Mrs Speed's new costume from Maltby's
Invoice for costume
Do you sometimes wonder what people were doing a hundred years ago? In 1919, Mrs Speed treated herself to a new outfit from the draper in Louth. We know this because she kept the receipt, and it is now in Louth Museum.
Mrs Florence Speed was a 41-year-old farmer's wife who lived in Carlton. The price of her costume was £5 14s 0d, a considerable sum in those days - in today's money it would be about £300. She made the purchase in the drapers 'R Maltby & Sons' which was located on the eastern side of Louth Cornmarket, and is now the health food shop 'Holland & Barrett'.

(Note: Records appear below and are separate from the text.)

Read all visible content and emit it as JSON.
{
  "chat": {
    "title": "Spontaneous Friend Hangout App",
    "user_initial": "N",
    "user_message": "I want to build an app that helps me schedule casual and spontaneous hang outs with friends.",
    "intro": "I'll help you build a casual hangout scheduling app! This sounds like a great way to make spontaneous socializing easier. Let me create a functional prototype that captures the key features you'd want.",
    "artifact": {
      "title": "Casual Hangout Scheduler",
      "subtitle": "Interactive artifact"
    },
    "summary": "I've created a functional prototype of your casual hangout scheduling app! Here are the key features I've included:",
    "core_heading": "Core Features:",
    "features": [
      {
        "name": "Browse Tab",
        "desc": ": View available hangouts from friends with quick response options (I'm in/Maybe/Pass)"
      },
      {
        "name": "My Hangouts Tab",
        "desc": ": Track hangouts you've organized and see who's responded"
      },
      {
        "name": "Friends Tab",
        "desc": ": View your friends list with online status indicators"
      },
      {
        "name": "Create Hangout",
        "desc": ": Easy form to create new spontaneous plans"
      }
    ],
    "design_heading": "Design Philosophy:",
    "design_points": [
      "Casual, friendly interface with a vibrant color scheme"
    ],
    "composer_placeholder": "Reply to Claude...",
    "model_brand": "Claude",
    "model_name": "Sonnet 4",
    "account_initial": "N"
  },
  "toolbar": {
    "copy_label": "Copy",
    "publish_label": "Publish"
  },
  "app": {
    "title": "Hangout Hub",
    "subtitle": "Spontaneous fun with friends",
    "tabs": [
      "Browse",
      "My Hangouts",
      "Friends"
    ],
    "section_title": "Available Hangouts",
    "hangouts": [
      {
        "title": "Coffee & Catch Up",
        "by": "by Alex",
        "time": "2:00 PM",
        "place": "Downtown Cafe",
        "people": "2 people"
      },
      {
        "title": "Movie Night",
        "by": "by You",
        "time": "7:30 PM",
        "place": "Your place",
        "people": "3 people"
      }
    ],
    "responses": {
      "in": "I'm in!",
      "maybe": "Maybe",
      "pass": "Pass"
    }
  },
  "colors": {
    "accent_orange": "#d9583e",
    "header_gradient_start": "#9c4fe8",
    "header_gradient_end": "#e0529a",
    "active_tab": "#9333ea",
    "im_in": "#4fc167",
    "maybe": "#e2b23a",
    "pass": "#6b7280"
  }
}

The 1919 receipt was handwritten on a printed form. It has a ragged hole in the middle indicating that it was filed on a metal spike. When the invoice was paid, a penny postage stamp (bearing the head of King George V) was added, and payment acknowledged with a signature. A much more laborious system than the speedy computerised tills and card payments in use today!
The requirement to put a postage stamp on receipts was a form of sales tax, which continued until abolished by the 1964 Finance Act; the modern equivalent is VAT. Stamp Duty still exists in the form of a